Using the toolkit

  • Visioning and planning: FAME Readiness Assessment Tool and FAME Generic Framework guidance– these push partnerships to look at their intentions, their policy drivers, legal powers, information sharing and governance and provide a process within which practitioners, ICT and governance/managers can communicate with each other and learn about the issues underlying the partnership and form an action plan. Beyond that, there is a need to recognise that no issue is on its own. The notion of joined up services has few real boundaries, those that exist, exist because of perceptions.
  • Representation, specification and configuration – using the FAME Demonstrator as a tool for taking account of strategic intentions, existing infrastructures and systems, planned acquisitions and emerging technologies and policies (i.e. towards Government Connect). This tool enables , managers and ICT professionals to work through different views of the problem – real world rich picture, systems view, screen views – in a way that is inclusive rather than putting problem analysis and solution into just the ICT world.

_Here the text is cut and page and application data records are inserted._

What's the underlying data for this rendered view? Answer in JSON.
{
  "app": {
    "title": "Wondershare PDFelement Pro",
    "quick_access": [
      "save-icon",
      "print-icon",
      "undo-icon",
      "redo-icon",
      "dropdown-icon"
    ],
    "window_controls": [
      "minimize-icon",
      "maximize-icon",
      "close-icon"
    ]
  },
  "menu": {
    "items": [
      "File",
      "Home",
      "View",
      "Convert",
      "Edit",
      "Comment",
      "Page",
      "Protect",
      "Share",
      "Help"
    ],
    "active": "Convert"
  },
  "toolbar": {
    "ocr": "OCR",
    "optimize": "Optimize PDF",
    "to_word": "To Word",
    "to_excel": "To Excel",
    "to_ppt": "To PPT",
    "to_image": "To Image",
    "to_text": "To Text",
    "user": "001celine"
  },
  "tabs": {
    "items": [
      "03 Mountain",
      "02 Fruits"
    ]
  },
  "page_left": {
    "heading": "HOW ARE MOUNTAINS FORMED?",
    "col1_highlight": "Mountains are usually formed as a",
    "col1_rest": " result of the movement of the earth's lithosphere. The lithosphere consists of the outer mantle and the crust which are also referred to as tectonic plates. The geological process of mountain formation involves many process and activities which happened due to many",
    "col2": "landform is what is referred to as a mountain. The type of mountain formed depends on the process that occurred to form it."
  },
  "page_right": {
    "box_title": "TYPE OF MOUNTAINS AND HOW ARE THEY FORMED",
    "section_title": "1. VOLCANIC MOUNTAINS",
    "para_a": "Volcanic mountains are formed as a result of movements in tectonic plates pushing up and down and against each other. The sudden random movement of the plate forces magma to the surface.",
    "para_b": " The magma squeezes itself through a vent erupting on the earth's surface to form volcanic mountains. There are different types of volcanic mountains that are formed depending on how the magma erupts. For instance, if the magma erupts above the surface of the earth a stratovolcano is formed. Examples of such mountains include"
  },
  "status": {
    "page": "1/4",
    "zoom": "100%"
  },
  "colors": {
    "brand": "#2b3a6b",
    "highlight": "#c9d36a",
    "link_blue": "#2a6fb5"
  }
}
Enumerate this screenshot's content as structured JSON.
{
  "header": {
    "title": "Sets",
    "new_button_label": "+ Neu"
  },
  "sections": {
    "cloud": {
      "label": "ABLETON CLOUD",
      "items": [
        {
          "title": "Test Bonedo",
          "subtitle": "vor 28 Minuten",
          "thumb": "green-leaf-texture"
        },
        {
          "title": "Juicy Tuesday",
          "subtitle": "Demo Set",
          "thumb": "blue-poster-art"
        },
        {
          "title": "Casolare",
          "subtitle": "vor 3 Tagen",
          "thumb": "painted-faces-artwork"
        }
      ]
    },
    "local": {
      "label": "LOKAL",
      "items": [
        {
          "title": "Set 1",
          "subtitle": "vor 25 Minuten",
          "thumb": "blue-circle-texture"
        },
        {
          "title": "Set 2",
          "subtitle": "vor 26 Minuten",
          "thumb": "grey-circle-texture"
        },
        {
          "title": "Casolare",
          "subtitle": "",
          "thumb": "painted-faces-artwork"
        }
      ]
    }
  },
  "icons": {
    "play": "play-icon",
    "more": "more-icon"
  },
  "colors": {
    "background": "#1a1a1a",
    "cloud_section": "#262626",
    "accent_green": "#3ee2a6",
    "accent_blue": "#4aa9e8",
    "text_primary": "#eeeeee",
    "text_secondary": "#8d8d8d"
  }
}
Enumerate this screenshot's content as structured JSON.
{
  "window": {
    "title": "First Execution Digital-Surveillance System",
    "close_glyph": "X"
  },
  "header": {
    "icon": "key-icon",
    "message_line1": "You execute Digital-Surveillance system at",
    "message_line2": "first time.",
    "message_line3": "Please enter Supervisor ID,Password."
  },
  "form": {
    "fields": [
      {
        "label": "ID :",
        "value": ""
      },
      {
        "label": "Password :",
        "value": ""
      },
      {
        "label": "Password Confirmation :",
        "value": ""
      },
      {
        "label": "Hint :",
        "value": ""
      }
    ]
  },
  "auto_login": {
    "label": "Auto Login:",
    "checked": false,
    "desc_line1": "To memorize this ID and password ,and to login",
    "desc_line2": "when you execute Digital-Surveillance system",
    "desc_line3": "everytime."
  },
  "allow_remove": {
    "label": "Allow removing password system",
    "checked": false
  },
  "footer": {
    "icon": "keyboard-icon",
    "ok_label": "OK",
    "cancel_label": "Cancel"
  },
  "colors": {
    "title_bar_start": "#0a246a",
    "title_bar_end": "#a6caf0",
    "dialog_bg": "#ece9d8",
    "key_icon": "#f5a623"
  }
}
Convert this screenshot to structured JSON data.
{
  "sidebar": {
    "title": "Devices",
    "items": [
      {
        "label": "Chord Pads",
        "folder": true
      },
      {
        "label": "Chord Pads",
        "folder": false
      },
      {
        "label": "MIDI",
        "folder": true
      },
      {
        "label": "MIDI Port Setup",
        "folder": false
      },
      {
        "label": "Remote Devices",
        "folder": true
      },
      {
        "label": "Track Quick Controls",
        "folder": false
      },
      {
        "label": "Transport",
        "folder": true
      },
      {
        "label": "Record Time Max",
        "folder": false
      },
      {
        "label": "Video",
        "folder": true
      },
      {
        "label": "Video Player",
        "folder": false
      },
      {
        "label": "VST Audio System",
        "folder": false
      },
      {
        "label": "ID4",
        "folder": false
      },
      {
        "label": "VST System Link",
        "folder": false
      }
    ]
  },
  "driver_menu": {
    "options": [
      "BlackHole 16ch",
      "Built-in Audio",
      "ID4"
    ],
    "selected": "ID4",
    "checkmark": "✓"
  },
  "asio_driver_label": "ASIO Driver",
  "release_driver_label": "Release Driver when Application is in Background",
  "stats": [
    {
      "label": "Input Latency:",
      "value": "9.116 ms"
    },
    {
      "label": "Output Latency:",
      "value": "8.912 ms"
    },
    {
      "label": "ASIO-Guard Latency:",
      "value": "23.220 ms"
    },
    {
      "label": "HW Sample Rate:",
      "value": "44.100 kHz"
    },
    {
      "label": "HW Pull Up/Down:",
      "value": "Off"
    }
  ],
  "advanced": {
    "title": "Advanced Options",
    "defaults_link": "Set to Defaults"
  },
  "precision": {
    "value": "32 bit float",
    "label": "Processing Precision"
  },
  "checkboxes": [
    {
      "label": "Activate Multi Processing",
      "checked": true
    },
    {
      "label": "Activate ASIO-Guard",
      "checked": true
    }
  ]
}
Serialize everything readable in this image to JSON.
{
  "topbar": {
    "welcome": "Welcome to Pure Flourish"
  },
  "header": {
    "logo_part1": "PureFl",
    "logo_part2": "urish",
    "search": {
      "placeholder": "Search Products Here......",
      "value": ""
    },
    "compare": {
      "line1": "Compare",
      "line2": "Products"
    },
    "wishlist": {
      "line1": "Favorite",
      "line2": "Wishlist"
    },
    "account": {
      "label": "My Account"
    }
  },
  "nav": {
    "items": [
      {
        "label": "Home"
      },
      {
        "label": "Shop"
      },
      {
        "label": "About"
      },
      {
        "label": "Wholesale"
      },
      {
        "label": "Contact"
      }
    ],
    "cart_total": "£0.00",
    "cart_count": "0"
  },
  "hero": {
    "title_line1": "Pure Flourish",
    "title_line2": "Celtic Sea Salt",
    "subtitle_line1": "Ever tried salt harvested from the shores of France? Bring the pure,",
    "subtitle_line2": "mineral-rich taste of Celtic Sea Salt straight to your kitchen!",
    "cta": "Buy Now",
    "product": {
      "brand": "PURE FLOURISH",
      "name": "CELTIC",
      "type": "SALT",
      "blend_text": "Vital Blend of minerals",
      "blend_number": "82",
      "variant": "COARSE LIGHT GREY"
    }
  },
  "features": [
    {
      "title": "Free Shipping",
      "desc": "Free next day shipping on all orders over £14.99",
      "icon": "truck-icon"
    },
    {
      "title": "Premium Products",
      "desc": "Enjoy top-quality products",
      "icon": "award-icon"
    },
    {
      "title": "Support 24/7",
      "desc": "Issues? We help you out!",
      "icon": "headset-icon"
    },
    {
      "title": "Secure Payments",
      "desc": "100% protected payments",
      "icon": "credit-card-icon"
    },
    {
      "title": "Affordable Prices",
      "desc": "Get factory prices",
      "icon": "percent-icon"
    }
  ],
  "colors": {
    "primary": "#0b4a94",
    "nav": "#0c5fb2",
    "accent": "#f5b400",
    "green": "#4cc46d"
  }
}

A typical approach would include the following steps using the FAME Readiness Assesment Tool and FAME Generic Framework Guidance as a basis:

  • Form the Development Group. This may be self-facilitated or use external advice.
  • Write the Scoping Statement. This will set out a summary of intended outcomes, multi agency practice vision, the approach to ICT strategy, resources to be shared, the form of the partnership.
  • Discuss the proposed scoping statement with all potential partners, including the voluntary sector, to reach agreement.
  • Establish participation (see Governance)processes for service users.
  • Draft the Business Plan (including the implementation schedule) based on the scoping statement.
  • Explore the legal and policy basis of the multi-agency vision, understand the strategies of partner agencies (see Governance and Information Sharing).
  • Decide the legal framework of the partnership. (see Legal Powers and Responsibilities)
  • Draft the written agreement between the members of the partnership.
  • Define the partnership’s processes including audit and accountability.
  • Draft the Information Governance Framework. (see Legal Powers and Reponsibilities, Information Sharing)
  • Agree information sharing practice.
  • Establish the Partnership Board with the skills to govern multi-agency practice and ICT strategy development.
  • Identify the context of the partnership including the relationships with other partnerships.
  • Agree the Identity Management System and its implementation through ICT. (see Identity Management)
  • Agree the specification of the required Infrastructure. (see Infrastructure and Messages, Events and Transactions)
  • Applying the principles of service orientated architecture use the FAME Demonstrator to represent the envisioning carried out into practice development, ICT strategy and governance.
  • Extend the use of the demonstrator to explore federation requirements. (see Federation)
  • Develop and implement training across all functions and processes including the personal use of ICT
  • Continuously develop and implement a sustainability plan for the partnership. (see Sustainability)

We assume a world of networked agencies. A partnership is formed when a group of such agencies decide to combine their practice in some way to deliver an agreed set of outcomes within an agreed governance framework. It is the contention of the FAME approach that the information sharing that is thereby entailed is best supported by an infrastructural approach to ICT. The list does not assume a definitive; sequence rather earlier steps in the sequence should be revisited as later steps do work that impinges on the earlier, partly formed conclusions.

For information on each section please click on the link: